* [About this task]: In the data below, reproduce everything exactly except the images.
____________________
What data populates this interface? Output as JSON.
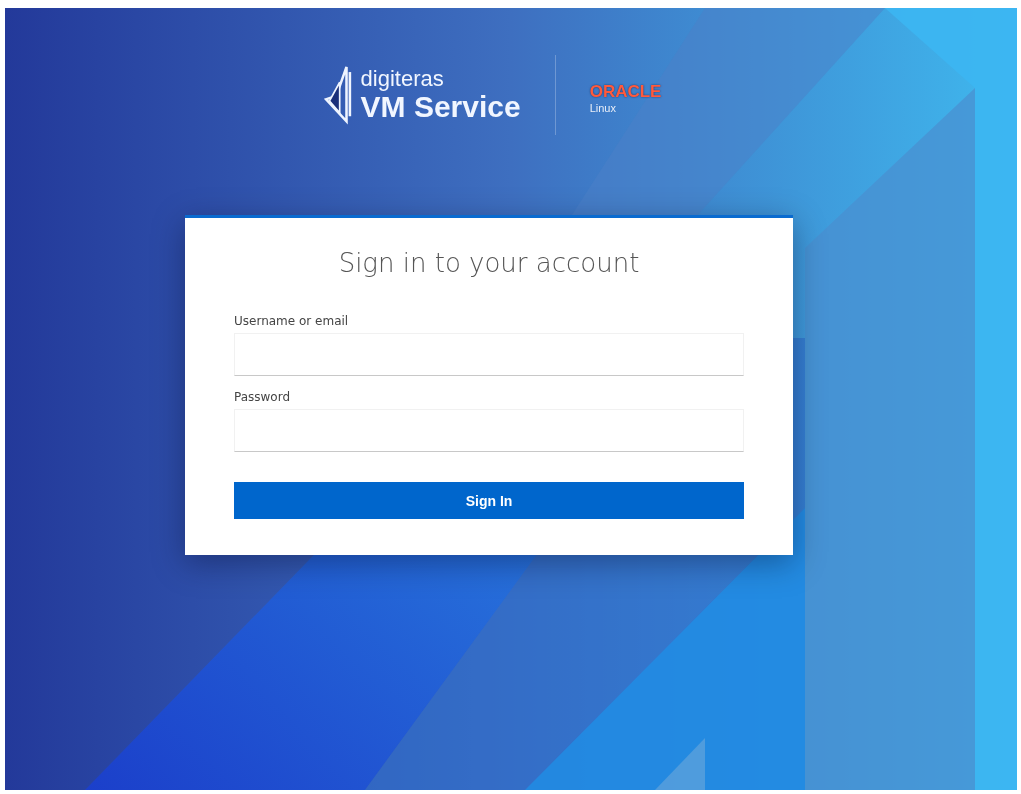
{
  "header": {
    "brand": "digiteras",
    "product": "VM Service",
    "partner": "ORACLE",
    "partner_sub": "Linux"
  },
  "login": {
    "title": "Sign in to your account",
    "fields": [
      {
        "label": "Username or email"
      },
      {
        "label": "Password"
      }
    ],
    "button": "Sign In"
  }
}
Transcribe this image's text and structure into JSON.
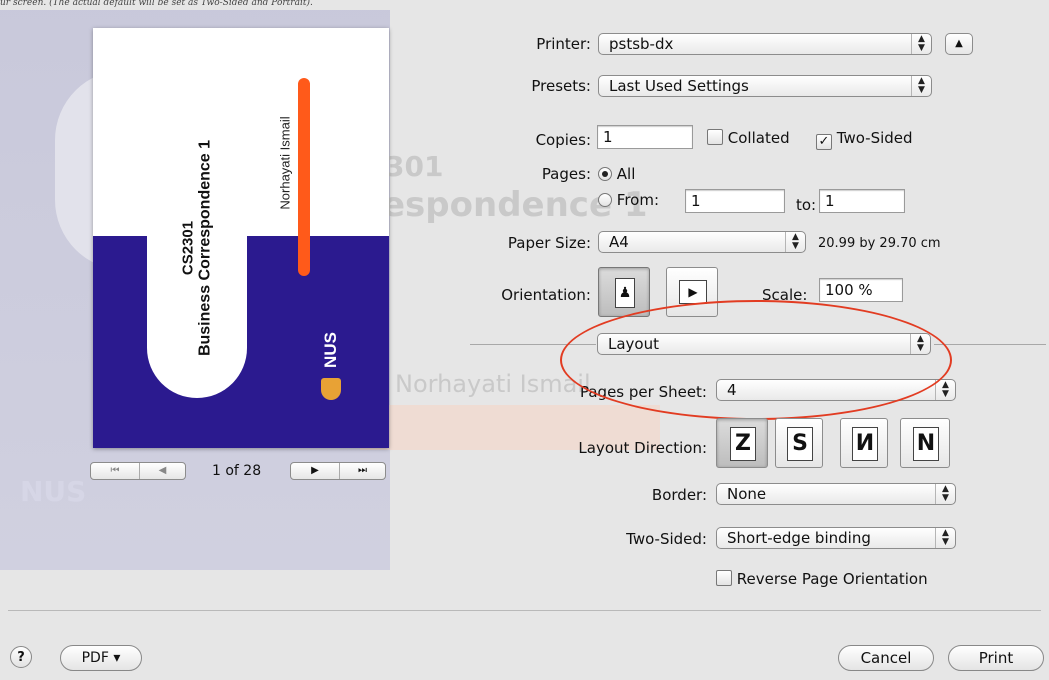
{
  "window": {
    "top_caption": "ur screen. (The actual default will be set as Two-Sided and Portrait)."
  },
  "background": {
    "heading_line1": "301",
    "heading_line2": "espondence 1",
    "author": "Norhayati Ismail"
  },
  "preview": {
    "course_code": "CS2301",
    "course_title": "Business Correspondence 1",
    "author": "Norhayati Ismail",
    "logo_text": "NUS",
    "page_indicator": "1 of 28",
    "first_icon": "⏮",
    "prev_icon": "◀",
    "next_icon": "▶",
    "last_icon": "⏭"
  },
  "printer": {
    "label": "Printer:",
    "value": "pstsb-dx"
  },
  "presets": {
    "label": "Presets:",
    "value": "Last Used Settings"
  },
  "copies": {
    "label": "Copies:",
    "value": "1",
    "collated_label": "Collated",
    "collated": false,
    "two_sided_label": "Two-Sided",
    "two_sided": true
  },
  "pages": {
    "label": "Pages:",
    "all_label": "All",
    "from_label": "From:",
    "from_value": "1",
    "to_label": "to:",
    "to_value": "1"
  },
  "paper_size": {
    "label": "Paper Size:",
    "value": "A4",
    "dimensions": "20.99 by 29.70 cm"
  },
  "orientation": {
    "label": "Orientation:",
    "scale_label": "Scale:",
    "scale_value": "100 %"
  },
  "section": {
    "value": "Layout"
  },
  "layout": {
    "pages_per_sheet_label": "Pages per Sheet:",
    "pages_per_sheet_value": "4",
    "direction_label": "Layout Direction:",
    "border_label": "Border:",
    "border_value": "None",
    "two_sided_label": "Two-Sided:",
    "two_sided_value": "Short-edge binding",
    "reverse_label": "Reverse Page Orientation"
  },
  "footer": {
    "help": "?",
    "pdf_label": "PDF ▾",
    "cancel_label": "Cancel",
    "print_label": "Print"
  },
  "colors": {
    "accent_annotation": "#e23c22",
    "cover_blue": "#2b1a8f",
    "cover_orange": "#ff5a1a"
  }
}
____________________
* [Exercise solution]:
What data populates this interface? Output as JSON.
{
  "header": {
    "brand": "digiteras",
    "product": "VM Service",
    "partner": "ORACLE",
    "partner_sub": "Linux"
  },
  "login": {
    "title": "Sign in to your account",
    "fields": [
      {
        "label": "Username or email"
      },
      {
        "label": "Password"
      }
    ],
    "button": "Sign In"
  }
}
Transcribe this image's text and structure into JSON.
{
  "window": {
    "top_caption": "ur screen. (The actual default will be set as Two-Sided and Portrait)."
  },
  "background": {
    "heading_line1": "301",
    "heading_line2": "espondence 1",
    "author": "Norhayati Ismail"
  },
  "preview": {
    "course_code": "CS2301",
    "course_title": "Business Correspondence 1",
    "author": "Norhayati Ismail",
    "logo_text": "NUS",
    "page_indicator": "1 of 28",
    "first_icon": "⏮",
    "prev_icon": "◀",
    "next_icon": "▶",
    "last_icon": "⏭"
  },
  "printer": {
    "label": "Printer:",
    "value": "pstsb-dx"
  },
  "presets": {
    "label": "Presets:",
    "value": "Last Used Settings"
  },
  "copies": {
    "label": "Copies:",
    "value": "1",
    "collated_label": "Collated",
    "collated": false,
    "two_sided_label": "Two-Sided",
    "two_sided": true
  },
  "pages": {
    "label": "Pages:",
    "all_label": "All",
    "from_label": "From:",
    "from_value": "1",
    "to_label": "to:",
    "to_value": "1"
  },
  "paper_size": {
    "label": "Paper Size:",
    "value": "A4",
    "dimensions": "20.99 by 29.70 cm"
  },
  "orientation": {
    "label": "Orientation:",
    "scale_label": "Scale:",
    "scale_value": "100 %"
  },
  "section": {
    "value": "Layout"
  },
  "layout": {
    "pages_per_sheet_label": "Pages per Sheet:",
    "pages_per_sheet_value": "4",
    "direction_label": "Layout Direction:",
    "border_label": "Border:",
    "border_value": "None",
    "two_sided_label": "Two-Sided:",
    "two_sided_value": "Short-edge binding",
    "reverse_label": "Reverse Page Orientation"
  },
  "footer": {
    "help": "?",
    "pdf_label": "PDF ▾",
    "cancel_label": "Cancel",
    "print_label": "Print"
  },
  "colors": {
    "accent_annotation": "#e23c22",
    "cover_blue": "#2b1a8f",
    "cover_orange": "#ff5a1a"
  }
}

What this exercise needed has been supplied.